Description of the task >>
Search the records for the word "Options". Copy every line where it appears.

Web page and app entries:
* * *

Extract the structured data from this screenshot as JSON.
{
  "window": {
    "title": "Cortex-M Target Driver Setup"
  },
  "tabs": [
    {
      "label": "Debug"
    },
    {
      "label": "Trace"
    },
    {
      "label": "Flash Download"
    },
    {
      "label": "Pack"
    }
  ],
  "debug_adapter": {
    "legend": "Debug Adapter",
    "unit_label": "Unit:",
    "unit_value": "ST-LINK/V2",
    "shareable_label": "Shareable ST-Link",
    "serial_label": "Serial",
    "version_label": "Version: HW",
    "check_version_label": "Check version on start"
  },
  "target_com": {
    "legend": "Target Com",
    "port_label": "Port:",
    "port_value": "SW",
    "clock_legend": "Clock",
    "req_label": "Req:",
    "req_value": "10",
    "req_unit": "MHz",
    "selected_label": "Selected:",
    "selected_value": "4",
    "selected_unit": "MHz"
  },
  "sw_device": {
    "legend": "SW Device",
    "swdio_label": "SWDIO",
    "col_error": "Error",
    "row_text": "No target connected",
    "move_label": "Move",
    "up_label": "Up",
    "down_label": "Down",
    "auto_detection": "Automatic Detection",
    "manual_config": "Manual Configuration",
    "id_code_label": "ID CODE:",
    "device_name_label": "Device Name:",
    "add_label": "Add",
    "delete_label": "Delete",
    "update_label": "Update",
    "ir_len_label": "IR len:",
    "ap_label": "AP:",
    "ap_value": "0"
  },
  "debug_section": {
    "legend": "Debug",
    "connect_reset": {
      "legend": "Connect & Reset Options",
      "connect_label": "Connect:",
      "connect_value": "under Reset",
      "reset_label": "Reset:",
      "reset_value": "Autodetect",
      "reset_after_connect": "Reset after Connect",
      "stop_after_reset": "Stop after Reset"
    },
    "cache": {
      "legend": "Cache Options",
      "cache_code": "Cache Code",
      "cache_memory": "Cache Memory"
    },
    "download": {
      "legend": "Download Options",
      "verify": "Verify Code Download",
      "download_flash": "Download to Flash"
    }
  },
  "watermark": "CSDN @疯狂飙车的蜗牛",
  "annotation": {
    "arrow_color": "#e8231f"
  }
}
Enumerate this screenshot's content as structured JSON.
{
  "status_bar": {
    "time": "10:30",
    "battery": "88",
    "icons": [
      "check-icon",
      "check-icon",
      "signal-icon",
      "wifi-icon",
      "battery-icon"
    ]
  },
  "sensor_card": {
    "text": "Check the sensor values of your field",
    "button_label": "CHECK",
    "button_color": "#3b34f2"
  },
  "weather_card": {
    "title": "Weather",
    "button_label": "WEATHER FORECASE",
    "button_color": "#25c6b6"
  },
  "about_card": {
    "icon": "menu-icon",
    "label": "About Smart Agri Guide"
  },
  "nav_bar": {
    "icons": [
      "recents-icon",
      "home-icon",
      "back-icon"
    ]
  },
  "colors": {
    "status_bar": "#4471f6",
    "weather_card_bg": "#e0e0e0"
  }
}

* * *

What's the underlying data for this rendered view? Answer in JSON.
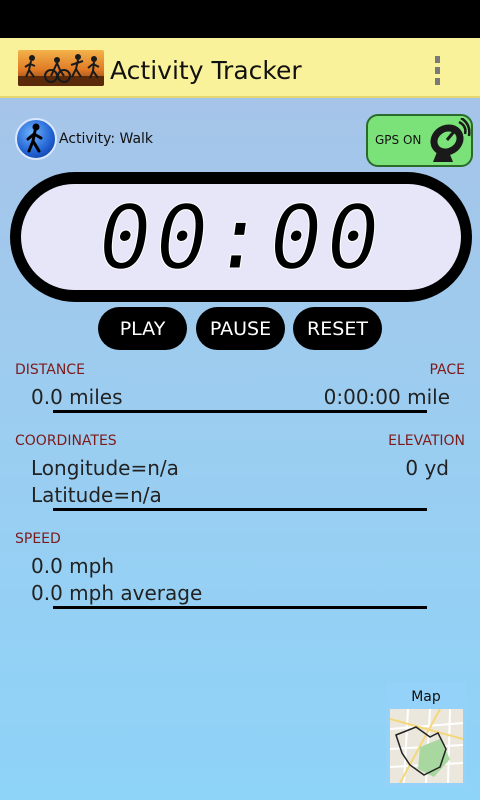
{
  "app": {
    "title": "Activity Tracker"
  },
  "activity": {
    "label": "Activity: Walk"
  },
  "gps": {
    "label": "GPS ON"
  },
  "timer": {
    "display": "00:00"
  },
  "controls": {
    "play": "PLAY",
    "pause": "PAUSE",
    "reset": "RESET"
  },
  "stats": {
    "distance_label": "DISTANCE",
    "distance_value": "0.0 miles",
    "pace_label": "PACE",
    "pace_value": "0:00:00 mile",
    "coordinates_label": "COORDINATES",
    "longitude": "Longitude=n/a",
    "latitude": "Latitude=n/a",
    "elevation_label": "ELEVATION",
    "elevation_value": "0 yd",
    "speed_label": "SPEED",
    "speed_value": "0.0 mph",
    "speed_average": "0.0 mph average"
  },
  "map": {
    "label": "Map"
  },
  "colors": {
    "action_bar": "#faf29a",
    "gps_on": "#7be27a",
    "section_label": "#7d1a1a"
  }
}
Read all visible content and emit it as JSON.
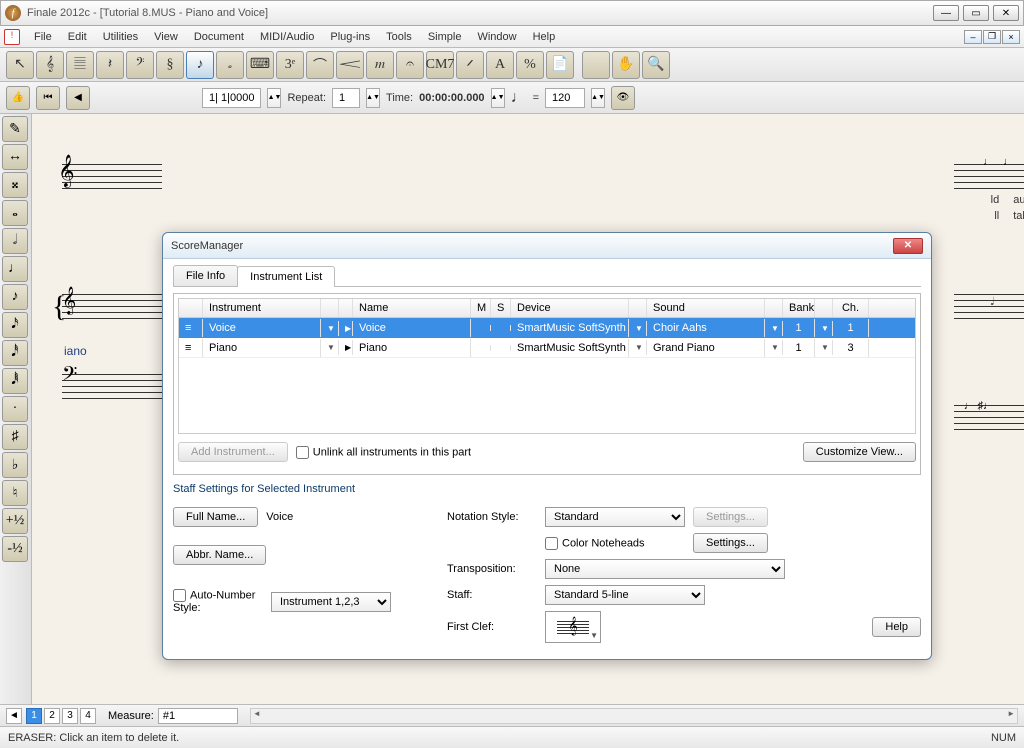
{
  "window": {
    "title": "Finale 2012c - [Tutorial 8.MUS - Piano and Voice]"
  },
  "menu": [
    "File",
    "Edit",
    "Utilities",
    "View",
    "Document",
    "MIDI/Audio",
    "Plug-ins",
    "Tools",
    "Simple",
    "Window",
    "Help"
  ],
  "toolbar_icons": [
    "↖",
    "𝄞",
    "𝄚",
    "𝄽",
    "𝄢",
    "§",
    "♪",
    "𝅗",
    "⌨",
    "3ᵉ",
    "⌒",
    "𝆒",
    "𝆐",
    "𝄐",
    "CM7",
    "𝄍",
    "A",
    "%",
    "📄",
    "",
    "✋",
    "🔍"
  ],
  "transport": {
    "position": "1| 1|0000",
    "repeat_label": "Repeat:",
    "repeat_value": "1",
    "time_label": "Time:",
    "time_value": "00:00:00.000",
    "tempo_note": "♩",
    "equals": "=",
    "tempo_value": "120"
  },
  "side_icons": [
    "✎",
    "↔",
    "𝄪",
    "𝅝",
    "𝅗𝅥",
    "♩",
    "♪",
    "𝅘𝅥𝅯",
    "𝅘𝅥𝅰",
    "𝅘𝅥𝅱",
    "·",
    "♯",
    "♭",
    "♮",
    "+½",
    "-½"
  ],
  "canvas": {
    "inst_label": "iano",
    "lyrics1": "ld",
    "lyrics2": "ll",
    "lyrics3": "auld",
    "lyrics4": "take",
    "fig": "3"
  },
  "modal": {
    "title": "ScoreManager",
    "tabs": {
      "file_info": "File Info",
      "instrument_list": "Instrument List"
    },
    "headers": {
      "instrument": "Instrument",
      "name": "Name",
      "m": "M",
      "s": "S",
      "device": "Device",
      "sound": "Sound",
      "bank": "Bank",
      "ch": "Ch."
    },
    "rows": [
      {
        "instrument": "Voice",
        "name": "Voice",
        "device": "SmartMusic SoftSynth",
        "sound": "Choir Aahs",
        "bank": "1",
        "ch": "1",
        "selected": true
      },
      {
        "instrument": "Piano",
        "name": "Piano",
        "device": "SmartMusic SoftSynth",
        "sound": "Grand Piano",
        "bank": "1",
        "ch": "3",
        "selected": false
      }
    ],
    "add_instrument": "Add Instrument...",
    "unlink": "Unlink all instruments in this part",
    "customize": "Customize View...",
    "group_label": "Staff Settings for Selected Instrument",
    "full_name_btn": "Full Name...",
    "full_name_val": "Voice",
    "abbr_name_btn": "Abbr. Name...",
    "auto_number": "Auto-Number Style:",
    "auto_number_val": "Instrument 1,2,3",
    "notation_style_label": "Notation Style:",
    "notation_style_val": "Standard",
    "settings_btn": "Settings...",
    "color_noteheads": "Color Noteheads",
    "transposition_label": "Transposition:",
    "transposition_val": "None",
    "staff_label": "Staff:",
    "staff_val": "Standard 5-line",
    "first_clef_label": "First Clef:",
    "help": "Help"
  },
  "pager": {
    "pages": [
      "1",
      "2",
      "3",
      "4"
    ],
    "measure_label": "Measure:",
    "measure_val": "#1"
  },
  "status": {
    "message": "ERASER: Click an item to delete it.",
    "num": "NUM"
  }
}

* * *

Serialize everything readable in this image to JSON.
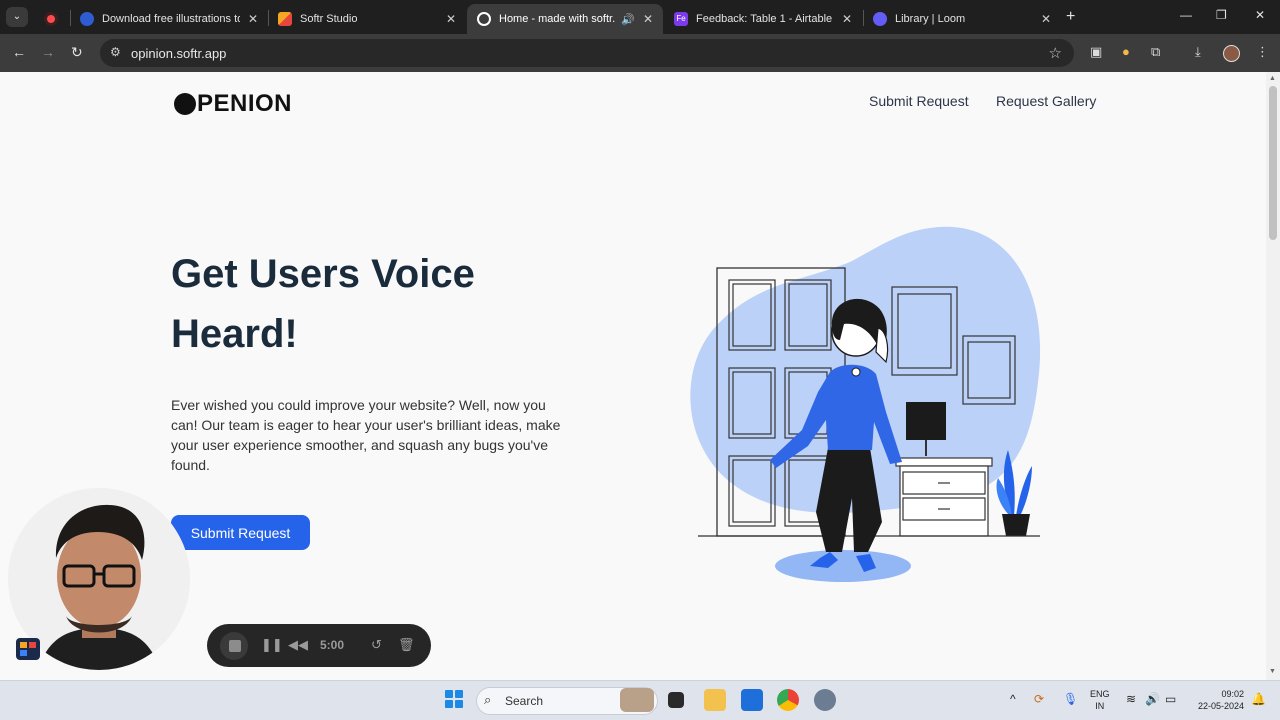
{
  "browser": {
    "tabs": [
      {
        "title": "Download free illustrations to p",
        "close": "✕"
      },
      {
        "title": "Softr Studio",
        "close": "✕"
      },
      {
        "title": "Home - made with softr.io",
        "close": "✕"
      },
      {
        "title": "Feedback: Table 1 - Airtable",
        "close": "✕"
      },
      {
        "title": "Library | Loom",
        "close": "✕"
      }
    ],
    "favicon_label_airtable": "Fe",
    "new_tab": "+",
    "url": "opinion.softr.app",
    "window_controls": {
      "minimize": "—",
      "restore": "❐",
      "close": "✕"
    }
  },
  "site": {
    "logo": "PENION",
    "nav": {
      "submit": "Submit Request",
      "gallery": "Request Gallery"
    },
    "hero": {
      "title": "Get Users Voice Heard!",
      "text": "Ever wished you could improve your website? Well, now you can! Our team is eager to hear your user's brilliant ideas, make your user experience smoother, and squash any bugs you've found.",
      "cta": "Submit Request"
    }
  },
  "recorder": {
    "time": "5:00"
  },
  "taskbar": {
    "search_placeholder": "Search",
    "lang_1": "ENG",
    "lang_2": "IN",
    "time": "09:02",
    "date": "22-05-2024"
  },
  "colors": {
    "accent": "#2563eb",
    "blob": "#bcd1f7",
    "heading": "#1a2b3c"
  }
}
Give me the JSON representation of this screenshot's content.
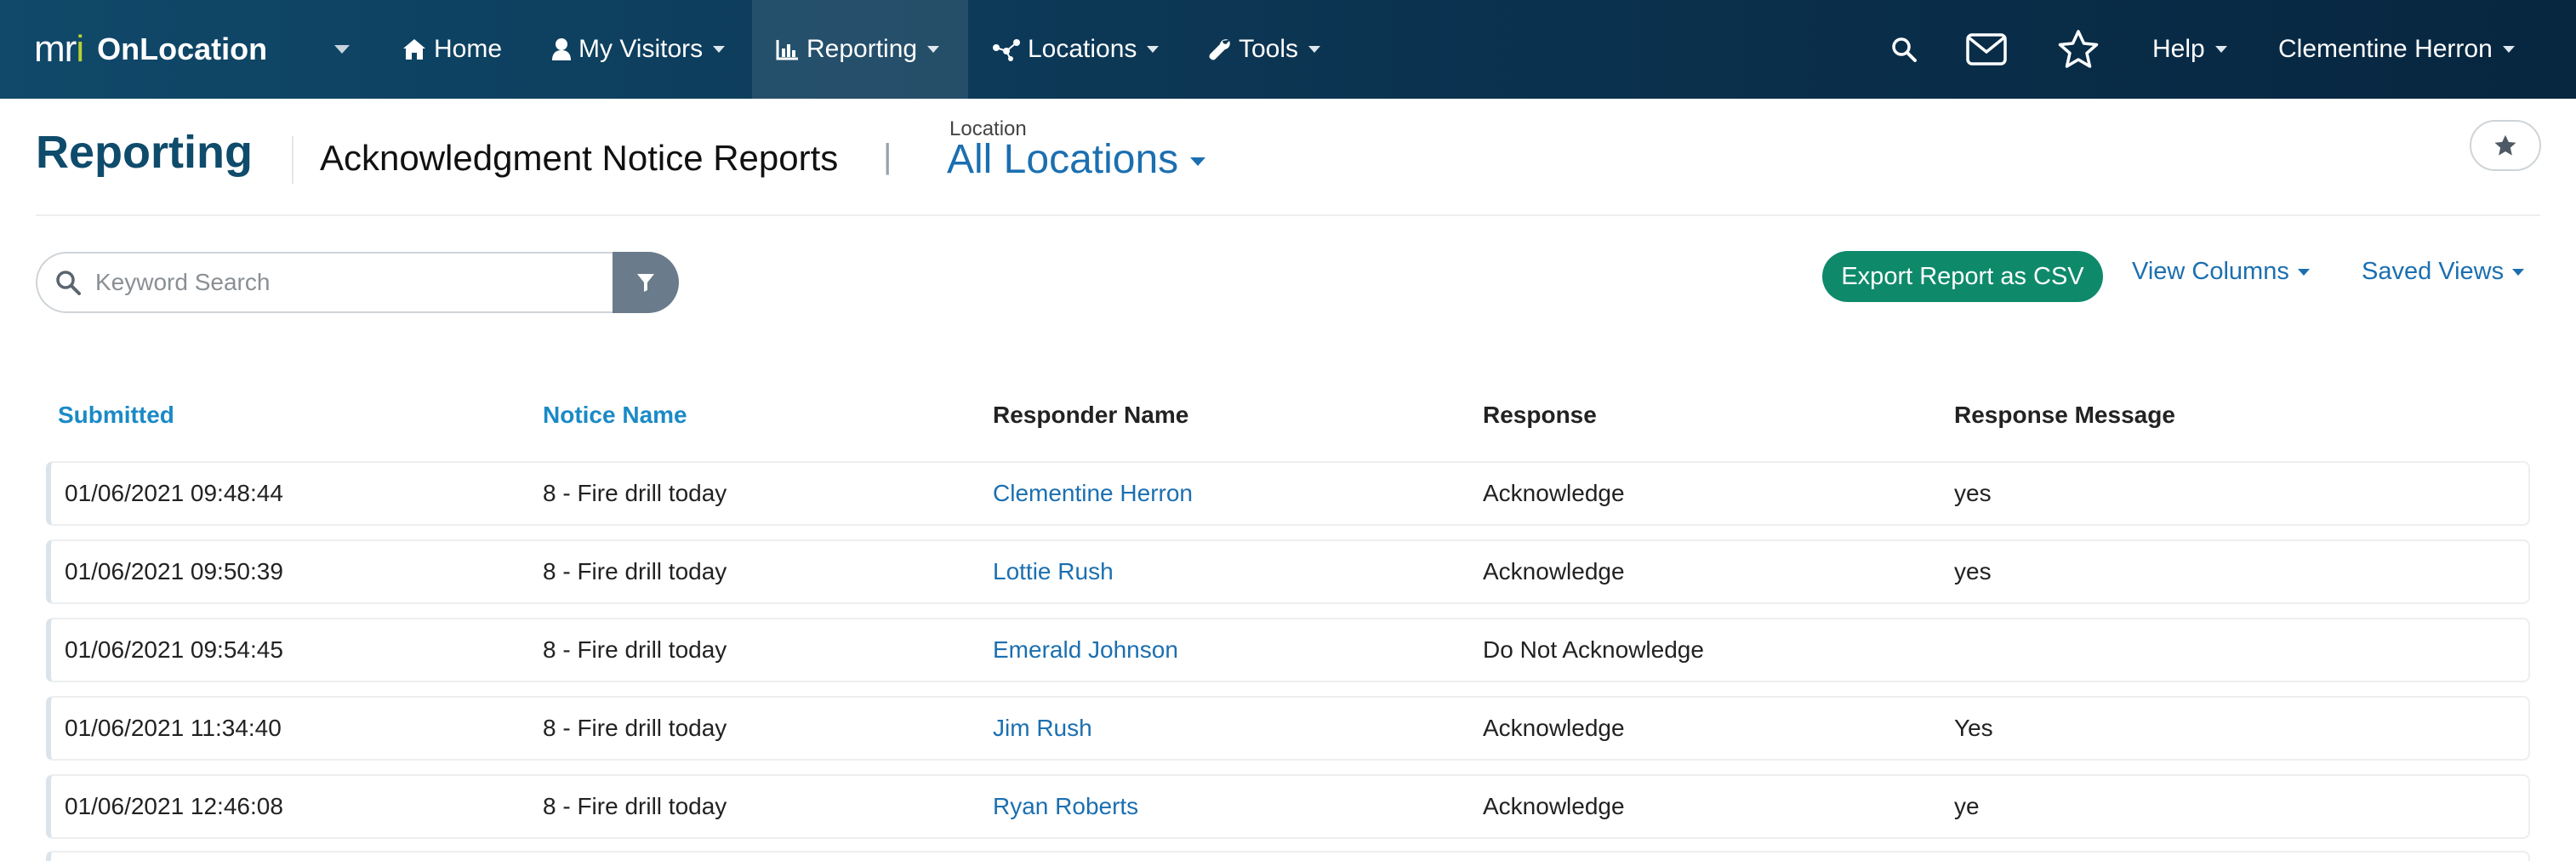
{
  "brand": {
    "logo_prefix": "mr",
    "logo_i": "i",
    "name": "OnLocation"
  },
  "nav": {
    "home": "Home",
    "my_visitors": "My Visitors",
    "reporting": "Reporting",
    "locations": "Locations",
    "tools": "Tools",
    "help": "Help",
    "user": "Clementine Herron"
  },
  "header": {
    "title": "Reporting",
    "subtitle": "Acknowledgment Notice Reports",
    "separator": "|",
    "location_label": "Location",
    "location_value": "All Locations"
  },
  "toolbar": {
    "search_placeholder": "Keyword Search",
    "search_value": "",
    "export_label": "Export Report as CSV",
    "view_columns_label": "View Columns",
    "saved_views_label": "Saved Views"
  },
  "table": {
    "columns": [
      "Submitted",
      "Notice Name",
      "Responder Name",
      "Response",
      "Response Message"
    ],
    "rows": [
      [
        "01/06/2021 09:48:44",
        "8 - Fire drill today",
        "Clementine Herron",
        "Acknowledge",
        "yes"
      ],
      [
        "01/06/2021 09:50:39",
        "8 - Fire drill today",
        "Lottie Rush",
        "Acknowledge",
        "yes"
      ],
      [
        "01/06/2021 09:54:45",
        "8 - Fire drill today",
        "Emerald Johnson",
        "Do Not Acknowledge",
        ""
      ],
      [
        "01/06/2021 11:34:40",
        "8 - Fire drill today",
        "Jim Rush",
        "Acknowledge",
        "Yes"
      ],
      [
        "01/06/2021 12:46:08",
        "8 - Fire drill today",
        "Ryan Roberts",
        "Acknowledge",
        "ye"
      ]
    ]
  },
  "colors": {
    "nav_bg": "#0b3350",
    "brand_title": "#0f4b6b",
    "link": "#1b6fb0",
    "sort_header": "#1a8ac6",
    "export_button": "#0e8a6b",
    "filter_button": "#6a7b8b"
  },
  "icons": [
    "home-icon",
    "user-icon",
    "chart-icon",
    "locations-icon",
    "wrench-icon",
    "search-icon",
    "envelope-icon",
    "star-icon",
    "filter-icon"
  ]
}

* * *

Task response >>
      "legend": "Connect & Reset Options",
      "legend": "Cache Options",
      "legend": "Download Options",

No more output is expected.